Been upvoted: 1 time

### Re: 15.61 and Equation used to solve it

This problem isn't asking for the activation of the reverse reaction though, it's asking for the activation of the forward reaction. Activation energy doesn't change with temperature. (you're right that the activation energy WOULD be different for the reverse reaction though, that's just not what the question is asking)

Jana Sun 1I
Posts: 52
Joined: Sat Jul 22, 2017 3:00 am

### Re: 15.61 and Equation used to solve it

I agree with Lindsay. The question doesn't really need us to think about the activation energy for the reverse reaction. It just asks us to calculate the activation energy for the forward reaction, which doesn't change at different temperatures. I think we derived the equation we use under the assumption that the activation energy remains the same (ex. we'll use it to calculate the Ea for a forward reaction at different temperatures or to calculate the Ea for a reverse reaction at different temperatures).

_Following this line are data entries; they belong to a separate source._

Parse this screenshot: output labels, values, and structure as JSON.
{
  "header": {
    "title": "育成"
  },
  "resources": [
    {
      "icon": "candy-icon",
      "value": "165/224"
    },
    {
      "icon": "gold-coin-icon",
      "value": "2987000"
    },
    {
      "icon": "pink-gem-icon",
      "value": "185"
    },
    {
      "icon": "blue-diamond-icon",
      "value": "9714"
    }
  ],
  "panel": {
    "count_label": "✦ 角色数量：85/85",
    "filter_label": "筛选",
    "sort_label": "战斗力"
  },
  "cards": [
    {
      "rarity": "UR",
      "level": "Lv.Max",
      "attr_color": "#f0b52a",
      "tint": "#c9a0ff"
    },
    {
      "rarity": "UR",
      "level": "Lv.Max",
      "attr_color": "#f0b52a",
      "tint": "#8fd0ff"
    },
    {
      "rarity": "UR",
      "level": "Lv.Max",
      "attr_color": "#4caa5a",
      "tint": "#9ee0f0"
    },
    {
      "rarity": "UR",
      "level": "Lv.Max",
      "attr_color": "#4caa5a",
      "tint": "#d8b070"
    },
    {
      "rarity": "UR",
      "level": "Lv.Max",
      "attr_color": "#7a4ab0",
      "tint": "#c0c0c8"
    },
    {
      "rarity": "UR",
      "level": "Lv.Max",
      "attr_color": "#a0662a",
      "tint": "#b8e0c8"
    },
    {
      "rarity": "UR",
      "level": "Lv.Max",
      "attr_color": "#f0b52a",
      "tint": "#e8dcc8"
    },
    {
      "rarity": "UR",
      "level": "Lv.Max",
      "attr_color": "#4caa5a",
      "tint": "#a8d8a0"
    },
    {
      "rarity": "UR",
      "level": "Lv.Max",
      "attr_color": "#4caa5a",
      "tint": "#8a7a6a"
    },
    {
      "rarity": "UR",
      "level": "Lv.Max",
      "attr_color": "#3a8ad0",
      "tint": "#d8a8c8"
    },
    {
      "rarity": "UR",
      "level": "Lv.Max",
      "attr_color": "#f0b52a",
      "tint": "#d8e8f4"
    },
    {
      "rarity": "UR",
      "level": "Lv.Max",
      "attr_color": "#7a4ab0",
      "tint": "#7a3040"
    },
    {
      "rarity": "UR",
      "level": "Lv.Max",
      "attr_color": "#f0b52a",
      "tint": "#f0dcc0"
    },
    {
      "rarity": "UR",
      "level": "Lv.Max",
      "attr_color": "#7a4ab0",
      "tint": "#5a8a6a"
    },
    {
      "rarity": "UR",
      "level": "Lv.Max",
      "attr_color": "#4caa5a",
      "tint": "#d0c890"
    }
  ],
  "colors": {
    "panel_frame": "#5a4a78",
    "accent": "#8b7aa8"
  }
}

It might be confusing because the answer book uses k and k', which we usually associate with the forward and reverse rate constants. It might be easier just to think about it as k1 and k2, like the book does on page 642.